#### [TASK DIRECTIONS]
Your reply must be one number: the count of lines in the data below that contain "icon".

#### [DATA TO PROCESS]

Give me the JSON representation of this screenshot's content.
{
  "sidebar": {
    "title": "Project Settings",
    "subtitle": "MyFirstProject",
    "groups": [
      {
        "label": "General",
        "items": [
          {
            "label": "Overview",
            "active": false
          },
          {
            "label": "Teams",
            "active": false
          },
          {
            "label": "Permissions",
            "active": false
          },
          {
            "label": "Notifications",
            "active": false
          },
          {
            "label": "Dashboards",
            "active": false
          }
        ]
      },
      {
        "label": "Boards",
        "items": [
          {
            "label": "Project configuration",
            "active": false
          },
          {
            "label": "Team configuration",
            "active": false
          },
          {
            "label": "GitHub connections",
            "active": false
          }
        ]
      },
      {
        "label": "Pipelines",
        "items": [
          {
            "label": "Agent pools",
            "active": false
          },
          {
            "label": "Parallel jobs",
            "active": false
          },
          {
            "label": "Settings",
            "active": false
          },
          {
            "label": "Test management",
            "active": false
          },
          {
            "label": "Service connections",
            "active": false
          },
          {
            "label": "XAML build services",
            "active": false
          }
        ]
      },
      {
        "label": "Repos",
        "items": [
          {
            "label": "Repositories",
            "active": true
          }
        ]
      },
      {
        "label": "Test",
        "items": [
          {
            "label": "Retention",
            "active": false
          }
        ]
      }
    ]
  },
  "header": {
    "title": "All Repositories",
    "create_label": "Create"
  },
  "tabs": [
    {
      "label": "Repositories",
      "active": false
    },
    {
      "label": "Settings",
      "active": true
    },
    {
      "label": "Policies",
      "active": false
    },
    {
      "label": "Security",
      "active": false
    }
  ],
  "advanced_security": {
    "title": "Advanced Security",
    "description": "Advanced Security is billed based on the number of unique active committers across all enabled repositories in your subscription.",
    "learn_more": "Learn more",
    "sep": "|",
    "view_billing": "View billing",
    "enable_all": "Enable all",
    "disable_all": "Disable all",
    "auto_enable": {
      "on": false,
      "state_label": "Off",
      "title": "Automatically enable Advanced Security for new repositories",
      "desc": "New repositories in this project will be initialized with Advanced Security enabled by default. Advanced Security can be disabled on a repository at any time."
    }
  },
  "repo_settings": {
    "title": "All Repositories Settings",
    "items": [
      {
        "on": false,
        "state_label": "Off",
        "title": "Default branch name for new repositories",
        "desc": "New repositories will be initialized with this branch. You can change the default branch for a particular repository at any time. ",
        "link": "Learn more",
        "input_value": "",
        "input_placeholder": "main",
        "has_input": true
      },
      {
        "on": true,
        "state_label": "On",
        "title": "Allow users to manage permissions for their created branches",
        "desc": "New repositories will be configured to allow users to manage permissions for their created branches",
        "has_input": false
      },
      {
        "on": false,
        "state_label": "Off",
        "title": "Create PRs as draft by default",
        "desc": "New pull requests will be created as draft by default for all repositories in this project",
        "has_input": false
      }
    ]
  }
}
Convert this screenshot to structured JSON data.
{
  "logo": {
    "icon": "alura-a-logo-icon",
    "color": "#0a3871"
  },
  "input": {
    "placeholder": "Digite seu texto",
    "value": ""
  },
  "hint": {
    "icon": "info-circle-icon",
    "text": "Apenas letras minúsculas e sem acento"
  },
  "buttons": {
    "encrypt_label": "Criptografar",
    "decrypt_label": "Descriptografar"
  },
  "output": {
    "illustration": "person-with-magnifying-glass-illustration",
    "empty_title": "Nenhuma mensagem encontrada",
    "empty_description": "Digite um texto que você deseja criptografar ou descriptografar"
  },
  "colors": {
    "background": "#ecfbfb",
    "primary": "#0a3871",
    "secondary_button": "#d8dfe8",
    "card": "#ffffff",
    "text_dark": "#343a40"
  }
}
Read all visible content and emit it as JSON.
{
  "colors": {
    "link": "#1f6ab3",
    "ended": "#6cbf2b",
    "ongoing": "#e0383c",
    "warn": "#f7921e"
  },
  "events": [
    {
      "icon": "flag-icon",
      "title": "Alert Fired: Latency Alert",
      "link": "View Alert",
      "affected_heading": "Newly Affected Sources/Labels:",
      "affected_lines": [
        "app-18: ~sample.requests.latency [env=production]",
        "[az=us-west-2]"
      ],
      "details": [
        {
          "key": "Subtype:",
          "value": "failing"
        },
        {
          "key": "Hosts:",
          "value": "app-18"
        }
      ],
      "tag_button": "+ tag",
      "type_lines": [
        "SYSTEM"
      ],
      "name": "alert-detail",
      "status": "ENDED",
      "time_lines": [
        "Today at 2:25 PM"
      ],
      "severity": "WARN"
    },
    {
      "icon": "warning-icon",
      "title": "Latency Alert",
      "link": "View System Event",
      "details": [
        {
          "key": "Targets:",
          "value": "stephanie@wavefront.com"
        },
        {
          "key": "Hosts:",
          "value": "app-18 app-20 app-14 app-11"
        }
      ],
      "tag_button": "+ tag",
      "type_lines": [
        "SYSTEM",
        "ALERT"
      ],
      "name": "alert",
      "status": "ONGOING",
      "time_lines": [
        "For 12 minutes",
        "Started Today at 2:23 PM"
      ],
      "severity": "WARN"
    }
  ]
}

#### [OUTPUT FOR THIS EXERCISE]
4